I am not saying religion is necessarily bad, I am saying it does not absolve us of our personal responsibility to decide to do the right thing. You can believe your reward will be in heaven. I believe your "reward" is simply in the hearts of the people that you help right here on earth. When I die, I will simply decompose and become organic matter for rejuvenation of the soil. Whatever I do, I must do here on earth because there is no second chance afterward. Be charitable NOW for the sake of charity alone. If you do it out of fear for your soul, reward in an afterlife, or to impress others, you are still being selfish while taking what appears to be a selfless action.

With that, I close my sermon and promise not to bother you any more with my views on organized religion.

quadibloc's picture

In English, the names of religous faiths definitely are capitalized: Christianity, Judaism, Islam, Hinduism, Buddhism, and so on; just as are the names of nations: France, Britain, Belgium; or the names of languages: English, French, Mandarin, Putonghua, Guo-yu, Cantonese, Southern Min, Frisian, Basque; or of language families: Hamitic, Semitic, Indo-European.

All of these, after all, are arguably proper nouns, since they are the names of unique things.

Words derived from names or other proper nouns are also capitalized in English. Thus, words naming ethnicities are almost always capitalized: Caucasian, Polynesian, Jewish, Negro, Asian, Oriental, East Indian, Native American. However, "white", "black", and so on are not capitalized, even when used to refer to people of Caucasian or African origin.

One specific exception to this is that officially SI units derived from proper names are not to be capitalized, contrary to normal English usage. This official ruling is still often ignored in the English-speaking world as it is contrary to long-established habit - thus, one will still tend to see references to A above middle C as having a frequency of 440 Hertz; on the other hand, while Siemens is likely to be capitalized, Ohm usually isn't, from familiarity with it as a unit. But Joule, Newton, Faraday, and Pascal still tend to be capitalized even when used as units, since that is what people are used to from older textbooks.
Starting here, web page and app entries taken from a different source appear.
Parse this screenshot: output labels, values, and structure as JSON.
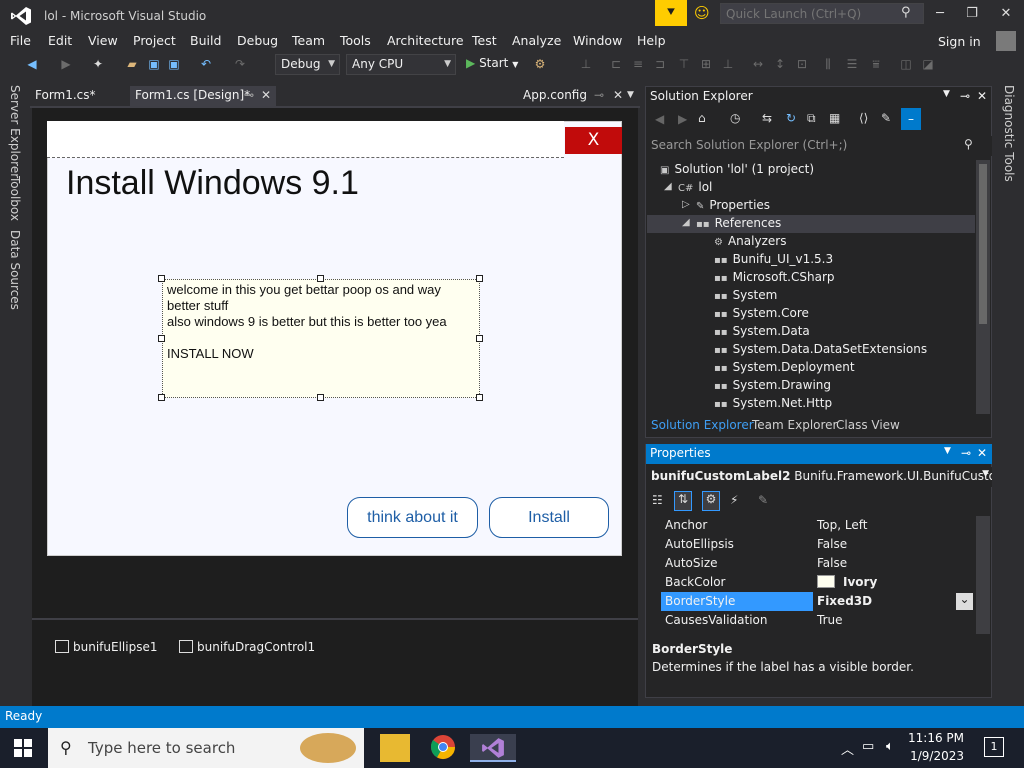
{
  "window": {
    "title": "lol - Microsoft Visual Studio",
    "quick_launch_placeholder": "Quick Launch (Ctrl+Q)"
  },
  "menu": [
    "File",
    "Edit",
    "View",
    "Project",
    "Build",
    "Debug",
    "Team",
    "Tools",
    "Architecture",
    "Test",
    "Analyze",
    "Window",
    "Help"
  ],
  "signin_label": "Sign in",
  "toolbar": {
    "config": "Debug",
    "platform": "Any CPU",
    "start_label": "Start"
  },
  "left_strip": [
    "Server Explorer",
    "Toolbox",
    "Data Sources"
  ],
  "right_strip": [
    "Diagnostic Tools"
  ],
  "doc_tabs": [
    "Form1.cs*",
    "Form1.cs [Design]*",
    "App.config"
  ],
  "form": {
    "close_label": "X",
    "title": "Install Windows 9.1",
    "label_lines": [
      "welcome in this you get bettar poop os and way better stuff",
      "also windows 9 is better but this is better too yea",
      "",
      "INSTALL NOW"
    ],
    "button_secondary": "think about it",
    "button_primary": "Install"
  },
  "tray_components": [
    "bunifuEllipse1",
    "bunifuDragControl1"
  ],
  "solution_explorer": {
    "title": "Solution Explorer",
    "search_placeholder": "Search Solution Explorer (Ctrl+;)",
    "tree": [
      {
        "label": "Solution 'lol' (1 project)",
        "icon": "solution-icon",
        "indent": 0
      },
      {
        "label": "lol",
        "icon": "csharp-project-icon",
        "indent": 1
      },
      {
        "label": "Properties",
        "icon": "wrench-icon",
        "indent": 2
      },
      {
        "label": "References",
        "icon": "references-icon",
        "indent": 2
      },
      {
        "label": "Analyzers",
        "icon": "analyzers-icon",
        "indent": 3
      },
      {
        "label": "Bunifu_UI_v1.5.3",
        "icon": "reference-icon",
        "indent": 3
      },
      {
        "label": "Microsoft.CSharp",
        "icon": "reference-icon",
        "indent": 3
      },
      {
        "label": "System",
        "icon": "reference-icon",
        "indent": 3
      },
      {
        "label": "System.Core",
        "icon": "reference-icon",
        "indent": 3
      },
      {
        "label": "System.Data",
        "icon": "reference-icon",
        "indent": 3
      },
      {
        "label": "System.Data.DataSetExtensions",
        "icon": "reference-icon",
        "indent": 3
      },
      {
        "label": "System.Deployment",
        "icon": "reference-icon",
        "indent": 3
      },
      {
        "label": "System.Drawing",
        "icon": "reference-icon",
        "indent": 3
      },
      {
        "label": "System.Net.Http",
        "icon": "reference-icon",
        "indent": 3
      }
    ],
    "bottom_tabs": [
      "Solution Explorer",
      "Team Explorer",
      "Class View"
    ]
  },
  "properties": {
    "title": "Properties",
    "object_name": "bunifuCustomLabel2",
    "object_type": "Bunifu.Framework.UI.BunifuCustomLal",
    "rows": [
      {
        "name": "Anchor",
        "value": "Top, Left"
      },
      {
        "name": "AutoEllipsis",
        "value": "False"
      },
      {
        "name": "AutoSize",
        "value": "False"
      },
      {
        "name": "BackColor",
        "value": "Ivory"
      },
      {
        "name": "BorderStyle",
        "value": "Fixed3D"
      },
      {
        "name": "CausesValidation",
        "value": "True"
      }
    ],
    "desc_title": "BorderStyle",
    "desc_text": "Determines if the label has a visible border."
  },
  "status": "Ready",
  "taskbar": {
    "search_placeholder": "Type here to search",
    "time": "11:16 PM",
    "date": "1/9/2023",
    "notification_count": "1"
  },
  "colors": {
    "accent": "#007acc",
    "form_close": "#c10b0b",
    "form_button": "#1e5ea6",
    "label_back": "#fffff0"
  }
}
People who studied science and engineering, that is, because for most people in the English-speaking world, either metric units would not have appeared in most older textbooks, or at least non-compound units of quantities (Pascal rather than pounds per square inch, Hertz rather than cycles per second) other than length, mass, area and volume would not have so appeared.

Mugford's picture

Looks like all-caps GOD had a period of popularity in the 18th c.:

http://ngrams.googlelabs.com/graph?content=god%2CGOD&year_start=1500&yea...

You could print His Name in red ink; or you could write it "G-d" as some do.

Or to please everyone:

I hope not to be struck by lightning for my flippancy.

Cristobal Henestrosa's picture

Thanks John (quadibloc)!

Bert Vanderveen's picture

The acronym for Great Outline Designer is (of course!) all caps: GOD.

quadibloc's picture

The Ngrams result is interesting, but the conventional form "God", when put in as a third alternative, far exceeds the other two in popularity. And it has a peak as well, though: from 1670 to 1710, earlier than the much smaller 1710-1770 peak of the all-caps form.

Also, a look through Google Books leads me to suspect that the majority of the occurrences of "GOD" were not in the midst of lowercase text, but were simply within all-caps chapter headings and the like.

Mugford's picture

Good points.

Syndicate content Syndicate content